Student funding for engineering based programs

  • This has become our largest and most active forum because the physics GRE is just one aspect of getting accepted into a graduate physics program.
  • There are applications, personal statements, letters of recommendation, visiting schools, anxiety of waiting for acceptances, deciding between schools, finding out where others are going, etc.

User avatar
WhoaNonstop
Posts: 851
Joined: Mon Sep 21, 2009 1:31 am

Student funding for engineering based programs

Postby WhoaNonstop » Mon Nov 15, 2010 4:46 am

Hey everyone

I'm sure someone has a quick and easy answer to this. I've been finding a lot of the Material Science programs interesting and was wondering how students are funded.
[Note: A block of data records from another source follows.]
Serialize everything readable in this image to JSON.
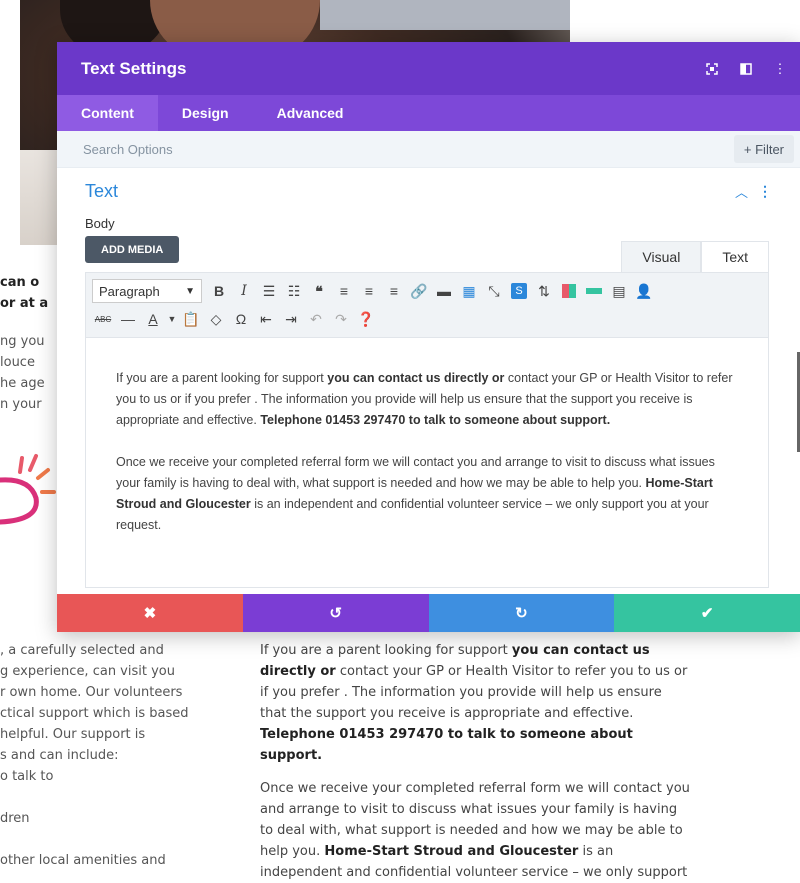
{
  "modal": {
    "title": "Text Settings",
    "header_icons": [
      "expand-icon",
      "split-view-icon",
      "more-vertical-icon"
    ],
    "tabs": [
      {
        "label": "Content",
        "active": true
      },
      {
        "label": "Design",
        "active": false
      },
      {
        "label": "Advanced",
        "active": false
      }
    ],
    "search": {
      "placeholder": "Search Options",
      "filter_label": "+ Filter"
    },
    "section": {
      "title": "Text",
      "expanded": true
    },
    "body_label": "Body",
    "add_media_label": "ADD MEDIA",
    "mode_tabs": [
      {
        "label": "Visual",
        "active": false
      },
      {
        "label": "Text",
        "active": true
      }
    ],
    "toolbar": {
      "format_select": "Paragraph",
      "row1_icons": [
        "bold-icon",
        "italic-icon",
        "bullet-list-icon",
        "numbered-list-icon",
        "blockquote-icon",
        "align-left-icon",
        "align-center-icon",
        "align-right-icon",
        "link-icon",
        "horizontal-rule-icon",
        "keyboard-icon",
        "fullscreen-icon",
        "plugin-s-icon",
        "upload-icon",
        "palette-icon",
        "highlight-icon",
        "table-icon",
        "user-icon"
      ],
      "row2_icons": [
        "strikethrough-icon",
        "hr-icon",
        "text-color-icon",
        "paste-icon",
        "eraser-icon",
        "omega-icon",
        "outdent-icon",
        "indent-icon",
        "undo-icon",
        "redo-icon",
        "help-icon"
      ]
    },
    "editor_paragraphs": [
      {
        "t1": "If you are a parent looking for support ",
        "b1": "you can contact us directly or",
        "t2": " contact your GP or Health Visitor to refer you to us or if you prefer . The information you provide will help us ensure that the support you receive is appropriate and effective. ",
        "b2": "Telephone 01453 297470 to talk to someone about support."
      },
      {
        "t1": "Once we receive your completed referral form we will contact you and arrange to visit to discuss what issues your family is having to deal with, what support is needed and how we may be able to help you. ",
        "b1": "Home-Start Stroud and Gloucester",
        "t2": " is an independent and confidential volunteer service – we only support you at your request."
      }
    ],
    "actions": [
      "discard-icon",
      "undo-icon",
      "redo-icon",
      "save-icon"
    ]
  },
  "background": {
    "left_top": [
      "can o",
      "or at a"
    ],
    "left_mid": [
      "ng you",
      "louce",
      "he age",
      "n your"
    ],
    "left_bottom": [
      ", a carefully selected and",
      "g experience, can visit you",
      "r own home. Our volunteers",
      "ctical support which is based",
      " helpful. Our support is",
      "s and can include:",
      "o talk to",
      "",
      "dren",
      "",
      "other local amenities and"
    ],
    "right_paragraphs": [
      {
        "t1": "If you are a parent looking for support ",
        "b1": "you can contact us directly or",
        "t2": " contact your GP or Health Visitor to refer you to us or if you prefer . The information you provide will help us ensure that the support you receive is appropriate and effective. ",
        "b2": "Telephone 01453 297470 to talk to someone about support."
      },
      {
        "t1": "Once we receive your completed referral form we will contact you and arrange to visit to discuss what issues your family is having to deal with, what support is needed and how we may be able to help you. ",
        "b1": "Home-Start Stroud and Gloucester",
        "t2": " is an independent and confidential volunteer service – we only support you at your request."
      }
    ]
  },
  "colors": {
    "header": "#6b38c9",
    "tabs": "#7d48d8",
    "accent_blue": "#2b87da",
    "discard": "#e85656",
    "undo": "#7b3dd4",
    "redo": "#3e8fe0",
    "save": "#35c4a0"
  }
}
Is it similar to physics? What would a teaching assistant have to teach or do they not have funding until research?

-Riley

schwiss
Posts: 108
Joined: Fri Aug 14, 2009 3:49 am

Re: Student funding for engineering based programs

Postby schwiss » Mon Nov 15, 2010 5:19 am

I have understood that approximately 100% of science and engineering PhD students are fully funded. Moreover, one would guess that because material science is a field with great commercial potential, it's funded exceptionally well. That said, I have looked at zero material science programs myself, so I really don't know.

No idea about TAing.

User avatar
WhoaNonstop
Posts: 851
Joined: Mon Sep 21, 2009 1:31 am

Re: Student funding for engineering based programs

Postby WhoaNonstop » Mon Nov 15, 2010 6:12 pm

I'm thinking about changing some of my applications to Materials Science Engineering. Will getting into these programs be more difficult for someone with a Physics degree?

-Riley

pqortic
Posts: 398
Joined: Fri Aug 29, 2008 9:24 am

Re: Student funding for engineering based programs

Postby pqortic » Tue Nov 16, 2010 6:07 am

WhoaNonstop wrote:I'm thinking about changing some of my applications to Materials Science Engineering. Will getting into these programs be more difficult for someone with a Physics degree?

-Riley

that's true. applying with chemistry background is even easier. I think it's kind of major that you should find a professor somewhere who likes you and upon admission he may assign you some TA duties in his courses or let you in his lab from the very beginning which means that contacting them before applying is not as waste-of-time as it is when applying to physics programs. and many of them are doing "nano" type research with good finding which is dream for physicists.




Return to “Prospective Physics Graduate Student Topics”

Who is online

Users browsing this forum: No registered users and 1 guest